In 1970, economist Milton Friedman published his seminal magazine article, “The Social Responsibility of Business Is to Increase Its Profits.” Since then, the line between portfolio management and philanthropy, profit and purpose, has blurred.
Profits may still be a key measure of a company’s value to consumers and society, but perspectives on corporate social responsibility have evolved. There’s a growing sense that maximizing shareholder returns over the long term goes hand in hand with an expanded sense of social purpose and responsibility. Investors are among those who are driving this conversation and generating interest in impact investing — or investing for financial returns and social and environmental benefit.
This shift is reflected in the current investment landscape. There are more than 1,000 funds that investors can choose from, ranging from broadly focused ESG (environmental, social and governance) funds to those that focus on themes such as microfinance, diversity or gender equality in the workplace. And there are surely more to come.
About $8.72 trillion of assets in the U.S. are invested with impact-oriented strategies, up 135% since 2012. And it’s estimated that $1 out of every $5 of assets under professional management in the U.S. is in sustainable and impact investments.
The interest in impact investing should pick up as impact becomes a more commonly accepted objective among mainstream investors. Changing demographics are also at work: More and more women and millennials — two groups that consistently show high levels of interest in impact investing—will be deciding how the ongoing multitrillion-dollar intergenerational transfer of wealth in the U.S. is managed and invested.

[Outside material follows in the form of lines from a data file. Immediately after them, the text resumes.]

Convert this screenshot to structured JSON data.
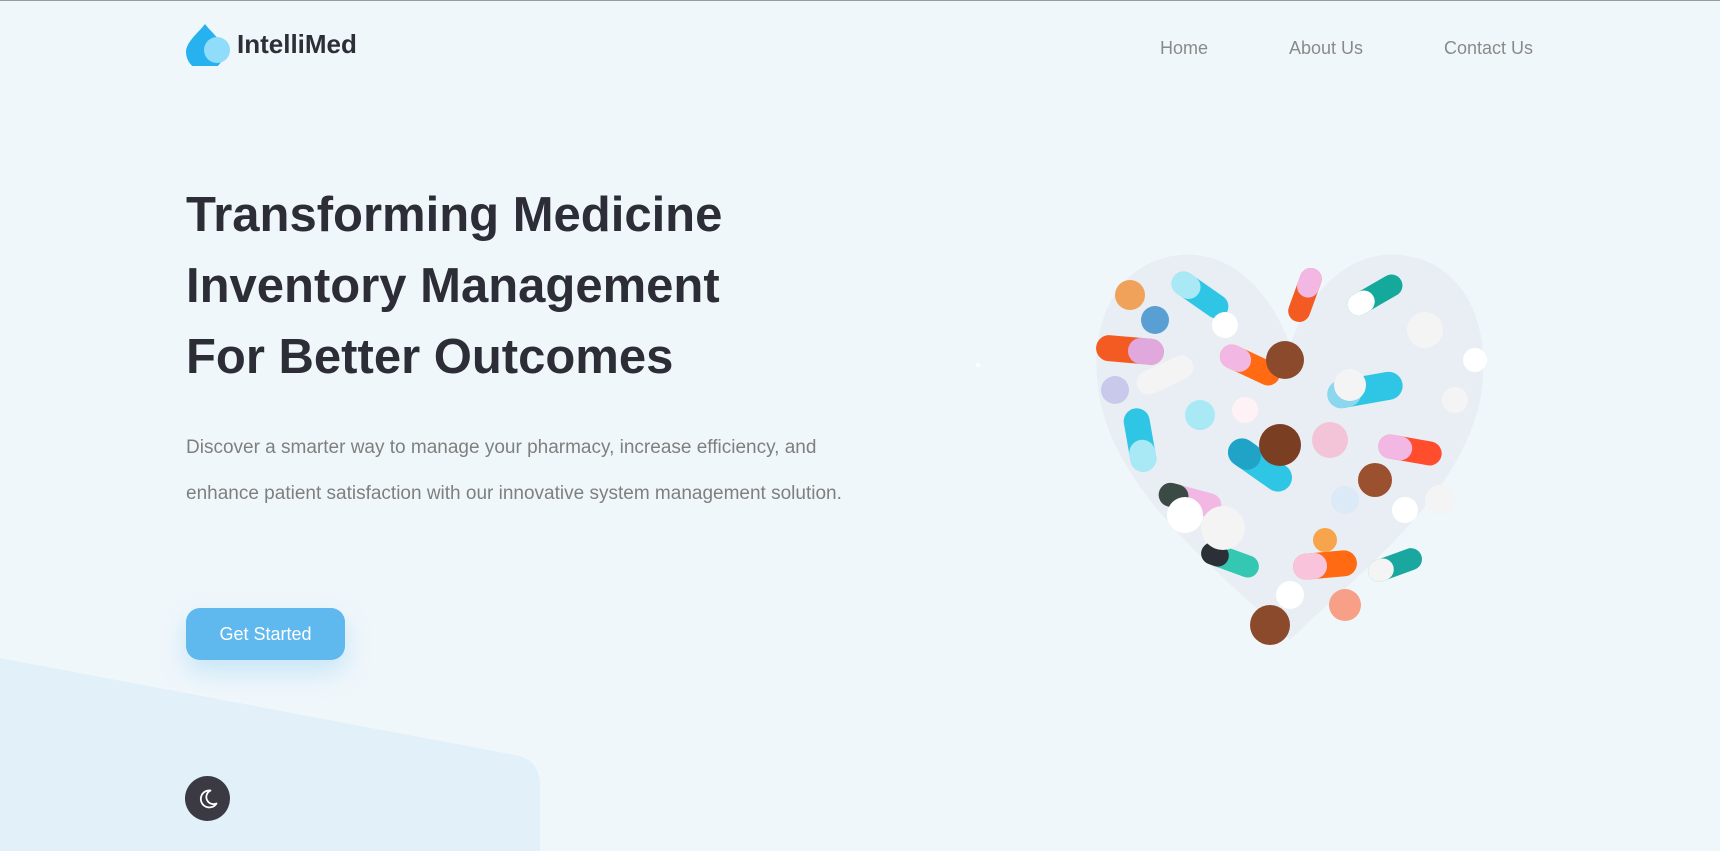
{
  "brand": {
    "name": "IntelliMed",
    "icon": "water-drop-icon",
    "accent_color": "#5fb8ee"
  },
  "nav": {
    "items": [
      {
        "label": "Home"
      },
      {
        "label": "About Us"
      },
      {
        "label": "Contact Us"
      }
    ]
  },
  "hero": {
    "title_lines": [
      "Transforming Medicine",
      "Inventory Management",
      "For Better Outcomes"
    ],
    "description": "Discover a smarter way to manage your pharmacy, increase efficiency, and enhance patient satisfaction with our innovative system management solution.",
    "cta_label": "Get Started",
    "image": "heart-of-pills-image"
  },
  "theme_toggle": {
    "icon": "moon-icon"
  }
}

Advisors have an important role to play in initiating conversations about impact investing with clients and translating a preference for impact into practical portfolio strategies.
Where to start? If you’re familiar with your client’s charitable interests and those interests lend themselves to impact investing (e.g. climate change), then offer to explore ways to make sure those values are reflected in their investment portfolio. Alternatively, you can begin to uncover a client’s values by asking if there are any sectors or companies they would prefer not to own.

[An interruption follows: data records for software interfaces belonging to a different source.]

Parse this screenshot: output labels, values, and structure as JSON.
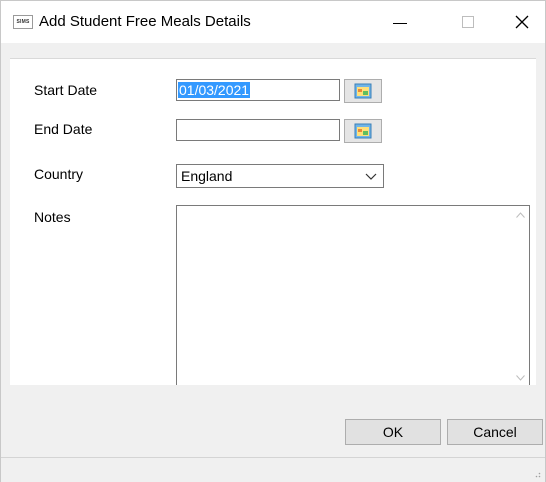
{
  "window": {
    "title": "Add Student Free Meals Details",
    "app_icon_text": "SIMS",
    "controls": {
      "minimize": "—",
      "close": "✕"
    }
  },
  "form": {
    "start_date": {
      "label": "Start Date",
      "value": "01/03/2021"
    },
    "end_date": {
      "label": "End Date",
      "value": ""
    },
    "country": {
      "label": "Country",
      "value": "England"
    },
    "notes": {
      "label": "Notes",
      "value": ""
    }
  },
  "buttons": {
    "ok": "OK",
    "cancel": "Cancel"
  },
  "icons": {
    "calendar": "calendar-icon",
    "dropdown": "chevron-down-icon"
  },
  "colors": {
    "selection": "#3399ff",
    "window_bg": "#f0f0f0"
  }
}
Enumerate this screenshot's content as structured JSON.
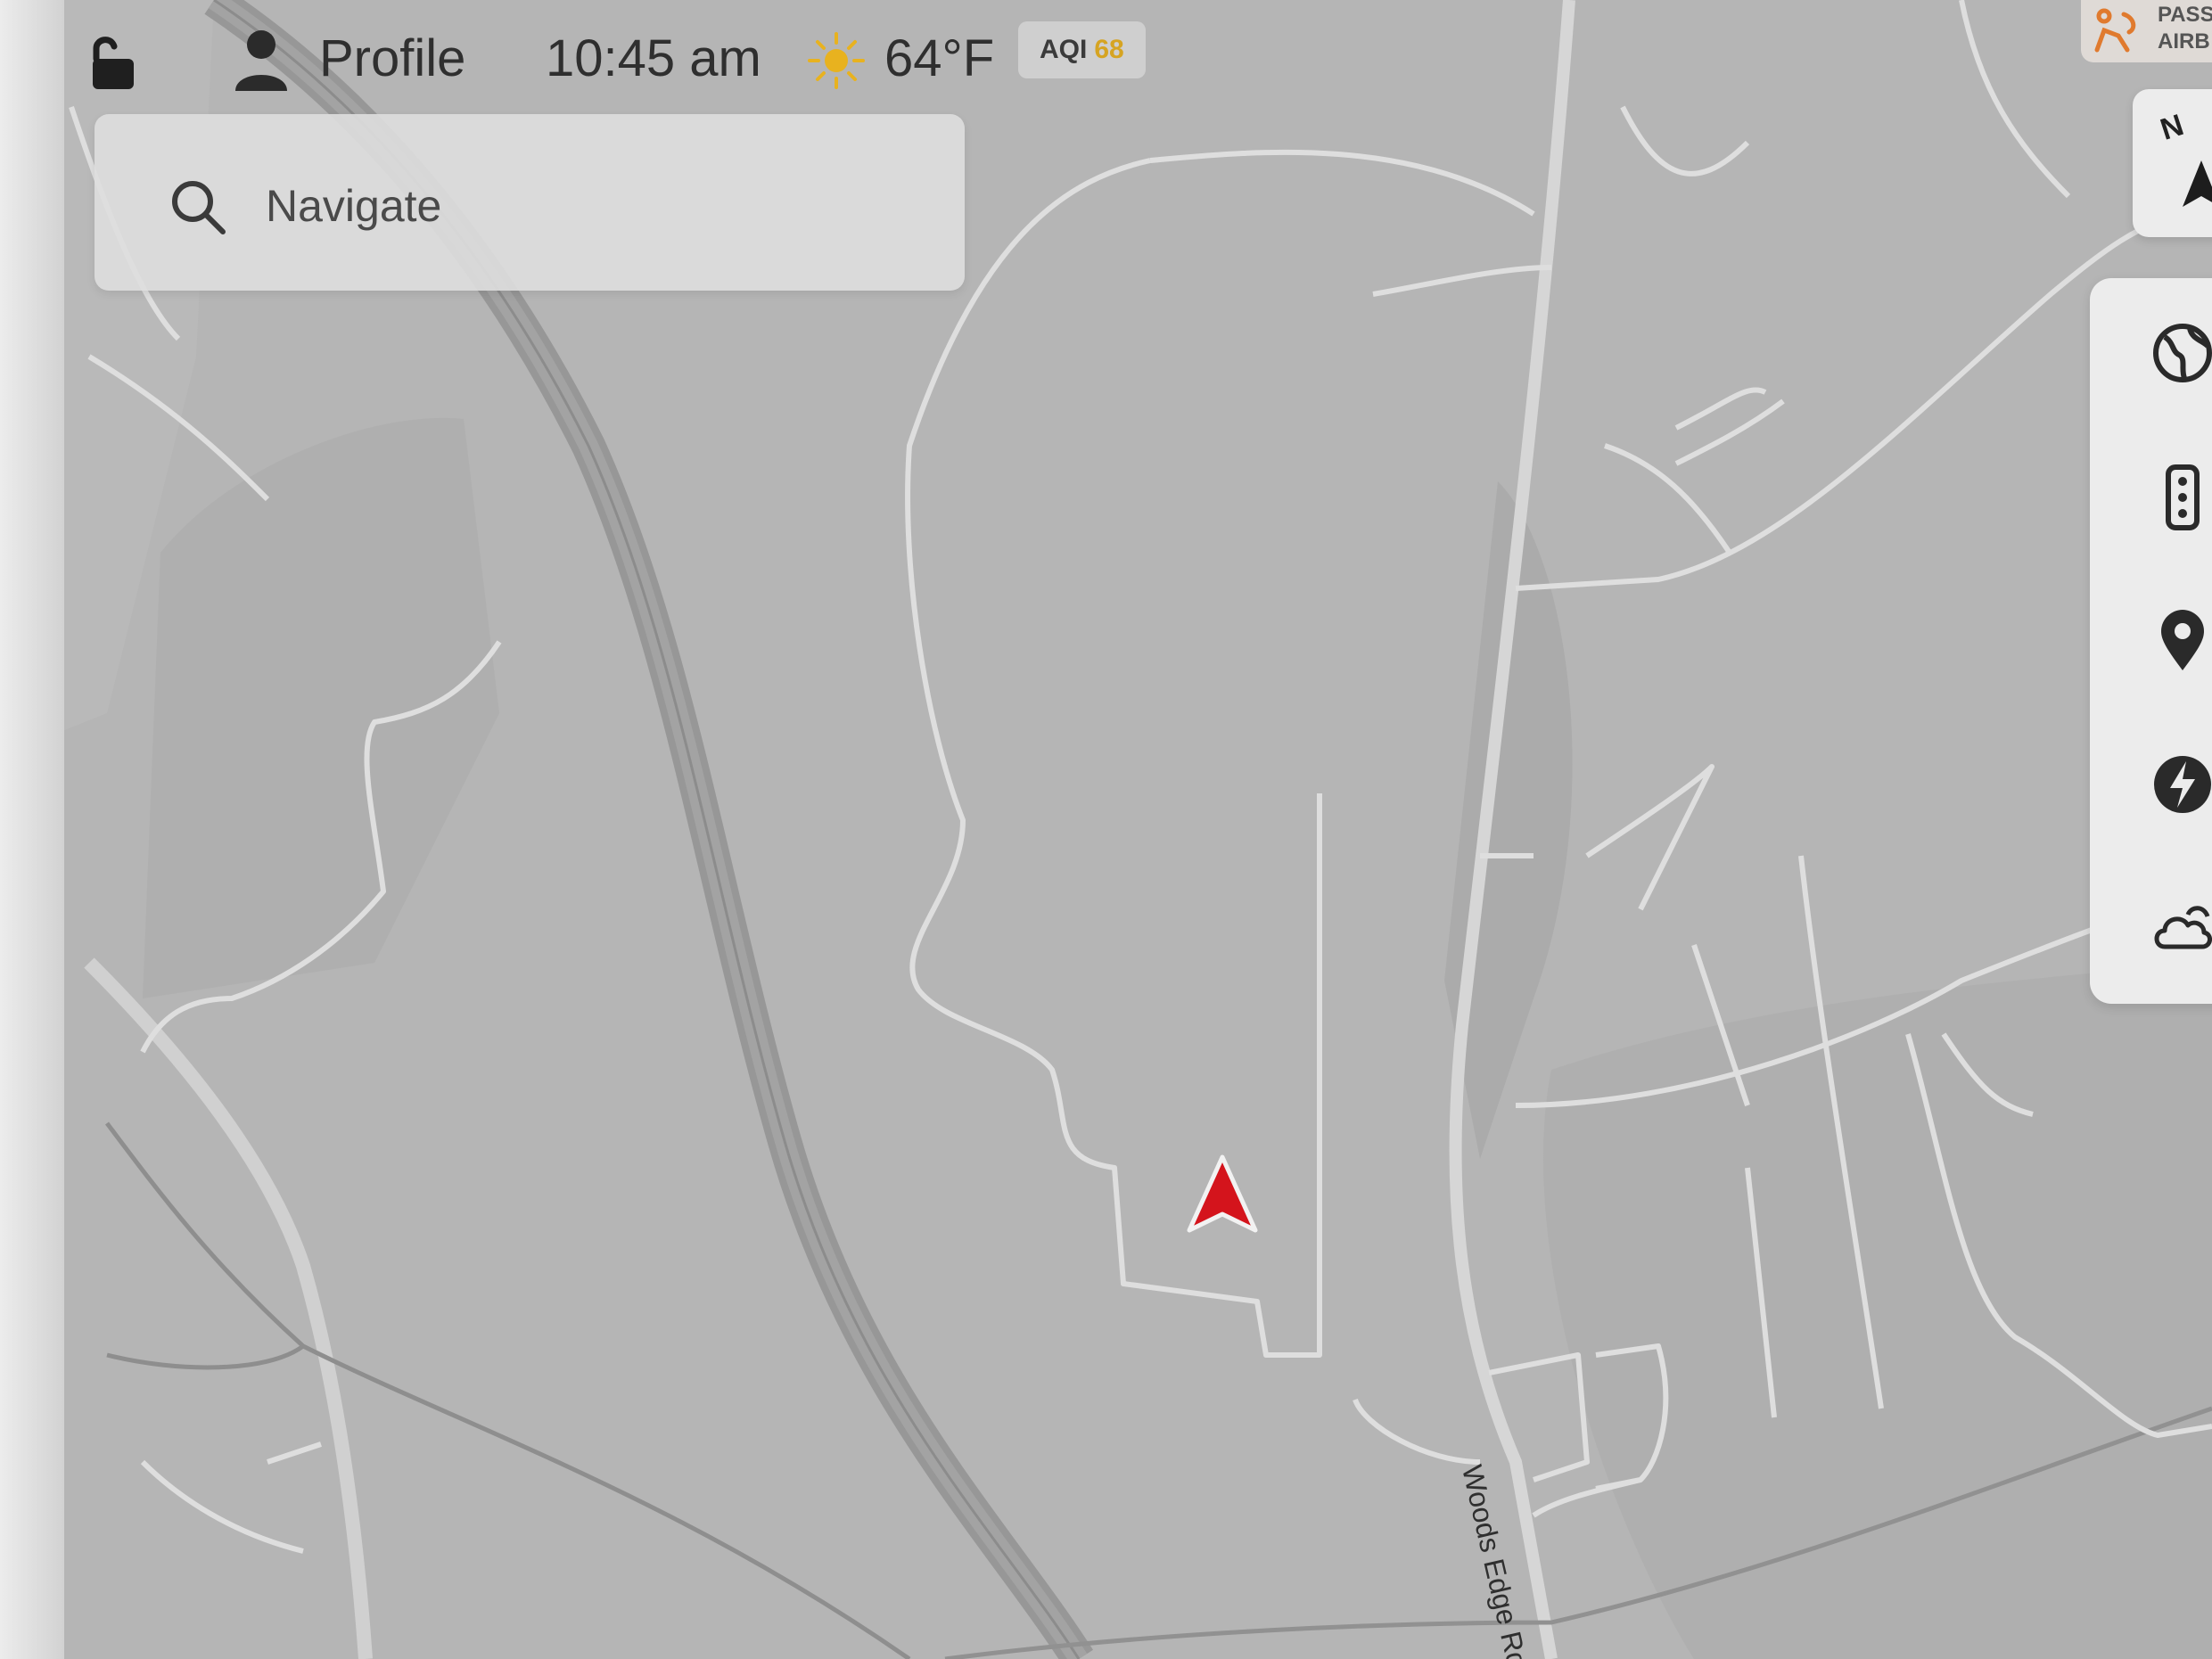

Investors who are familiar with impact investing may be interested in restructuring their investments in a way that more actively reflects their values and philanthropic goals. That may mean exploring and recasting some of what they own or give.

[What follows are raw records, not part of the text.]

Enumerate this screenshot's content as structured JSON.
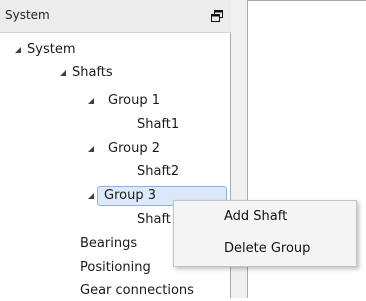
{
  "panel": {
    "title": "System",
    "restore_icon": "window-restore-icon"
  },
  "tree": {
    "items": [
      {
        "label": "System",
        "expanded": true
      },
      {
        "label": "Shafts",
        "expanded": true
      },
      {
        "label": "Group 1",
        "expanded": true
      },
      {
        "label": "Shaft1"
      },
      {
        "label": "Group 2",
        "expanded": true
      },
      {
        "label": "Shaft2"
      },
      {
        "label": "Group 3",
        "expanded": true,
        "selected": true
      },
      {
        "label": "Shaft"
      },
      {
        "label": "Bearings"
      },
      {
        "label": "Positioning"
      },
      {
        "label": "Gear connections"
      }
    ],
    "expand_icon": "expanded-triangle-icon"
  },
  "context_menu": {
    "items": [
      {
        "label": "Add Shaft"
      },
      {
        "label": "Delete Group"
      }
    ]
  },
  "colors": {
    "selection_bg": "#dce9fb",
    "selection_border": "#8ab1e6",
    "menu_bg": "#f5f5f5"
  }
}
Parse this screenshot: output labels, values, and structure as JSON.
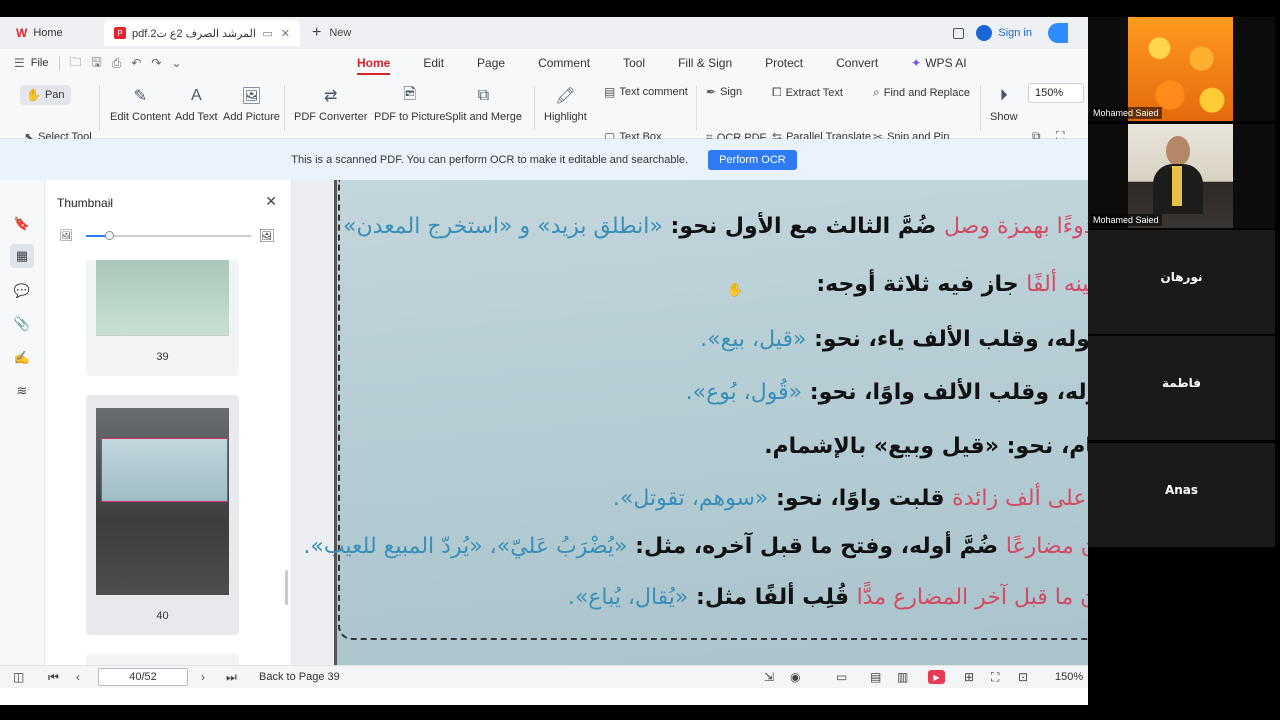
{
  "tabs": {
    "home_label": "Home",
    "doc_label": "المرشد الصرف 2ع ت2.pdf",
    "new_label": "New"
  },
  "account": {
    "signin_label": "Sign in"
  },
  "menu": {
    "file_label": "File",
    "tabs": [
      "Home",
      "Edit",
      "Page",
      "Comment",
      "Tool",
      "Fill & Sign",
      "Protect",
      "Convert",
      "WPS AI"
    ],
    "active_tab": "Home"
  },
  "ribbon": {
    "pan": "Pan",
    "select_tool": "Select Tool",
    "edit_content": "Edit Content",
    "add_text": "Add Text",
    "add_picture": "Add Picture",
    "pdf_converter": "PDF Converter",
    "pdf_to_picture": "PDF to Picture",
    "split_merge": "Split and Merge",
    "highlight": "Highlight",
    "text_comment": "Text comment",
    "text_box": "Text Box",
    "sign": "Sign",
    "ocr_pdf": "OCR PDF",
    "extract_text": "Extract Text",
    "parallel_translate": "Parallel Translate",
    "find_replace": "Find and Replace",
    "snip_pin": "Snip and Pin",
    "show": "Show",
    "zoom_value": "150%"
  },
  "ocr_banner": {
    "message": "This is a scanned PDF. You can perform OCR to make it editable and searchable.",
    "button": "Perform OCR"
  },
  "thumbnail_panel": {
    "title": "Thumbnail",
    "pages": [
      "39",
      "40"
    ]
  },
  "document": {
    "lines": [
      {
        "black": "ضُمَّ الثالث مع الأول نحو:",
        "red": "كان مبدوءًا بهمزة وصل",
        "blue": "«انطلق بزيد» و «استخرج المعدن»"
      },
      {
        "black": "جاز فيه ثلاثة أوجه:",
        "red": "كانت عينه ألفًا",
        "blue": ""
      },
      {
        "black": "كسر أوله، وقلب الألف ياء، نحو:",
        "red": "",
        "blue": "«قيل، بيع»."
      },
      {
        "black": "ضم أوله، وقلب الألف واوًا، نحو:",
        "red": "",
        "blue": "«قُول، بُوع»."
      },
      {
        "black": "الإشمام، نحو: «قيل وبيع» بالإشمام.",
        "red": "",
        "blue": ""
      },
      {
        "black": "قلبت واوًا، نحو:",
        "red": "اشتمل على ألف زائدة",
        "blue": "«سوهم، تقوتل»."
      },
      {
        "black": "ضُمَّ أوله، وفتح ما قبل آخره، مثل:",
        "red": "وإن كان مضارعًا",
        "blue": "«يُضْرَبُ عَليّ»، «يُردّ المبيع للعيب»."
      },
      {
        "black": "قُلِب ألفًا مثل:",
        "red": "فإن كان ما قبل آخر المضارع مدًّا",
        "blue": "«يُقال، يُباع»."
      }
    ]
  },
  "statusbar": {
    "page_input": "40/52",
    "back_to": "Back to Page 39",
    "zoom": "150%"
  },
  "participants": [
    {
      "name": "Mohamed Saied",
      "kind": "video-flowers"
    },
    {
      "name": "Mohamed Saied",
      "kind": "video-speaker"
    },
    {
      "name": "نورهان",
      "kind": "name-only"
    },
    {
      "name": "فاطمة",
      "kind": "name-only"
    },
    {
      "name": "Anas",
      "kind": "name-only"
    }
  ],
  "colors": {
    "accent_red": "#d3242e",
    "ocr_blue": "#2f7bf5",
    "banner_bg": "#eaf2fd",
    "page_bg": "#b7ced5",
    "arabic_red": "#d14b63",
    "arabic_blue": "#3a8fb8"
  }
}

Before deciding how to incorporate impact investing into their portfolio, investors need to decide how far they’re willing to go. Some wealthy investors want to build or structure a portfolio that’s highly impact-focused, but more often they welcome starting with a simple commitment to allocate a portion of assets to a fund that considers ESG criteria.
An impact strategy can encompass philanthropic grants and a mix of investments offering both “concessionary” and strong financial returns. Donor-advised funds (DAFs) can be used to combine impact investing with charitable giving and tax planning, allowing contributors to lock in tax benefits by deducting the full value of assets transferred. Investments within the DAF grow tax-free, and clients don’t have to decide right away how to make grants from within the account.
Beyond explaining investment options, advisors can also serve as guides to resources and help clients think about how impact investments can work within a philanthropic context. Organizations such as Toniic and the Global Impact Investing Network (GIIN) are two go-to learning resources. And scanning US SIF’s Comprehensive List of Funds and Morningstar’s Sustainability Ratings is a good way to become familiar with the evolving investment landscape.
Finally, monitoring performance and achieving desired rates of return at appropriate levels of risk are no less important in managing impact assets than they are with traditional portfolios. Advisors need to help clients review and assess the performance of impact investment choices.
If the mission of impact investing is to realize financial returns and make the world a better place, the methods are not always so clear. But that’s an opportunity for advisors who can navigate and interpret the evolving landscape on behalf of clients.
 Citations provided in Fidelity Impact Investing Practice Management Module, p. 7: US SIF Foundation, 2016
Sarah Gelfand, director of donor programs at Fidelity Charitable, is focused on the critical intersection between impact investing and philanthropy. Sarah works directly with donors and advisors to incorporate impact investing into their philanthropic investment and granting plans. Sarah has a background in nonprofit management and impact investing, most recently at Duke University. She was a founding director of the Global Impact Investing Network. She also previously worked in product development, business development and strategic planning with several technology companies. She has conducted public health research in malaria, HIV/AIDS, and cancer, among other areas. Sarah holds a B.A. in applied mathematics from Brown University and an M.S. in statistics from the University of Washington.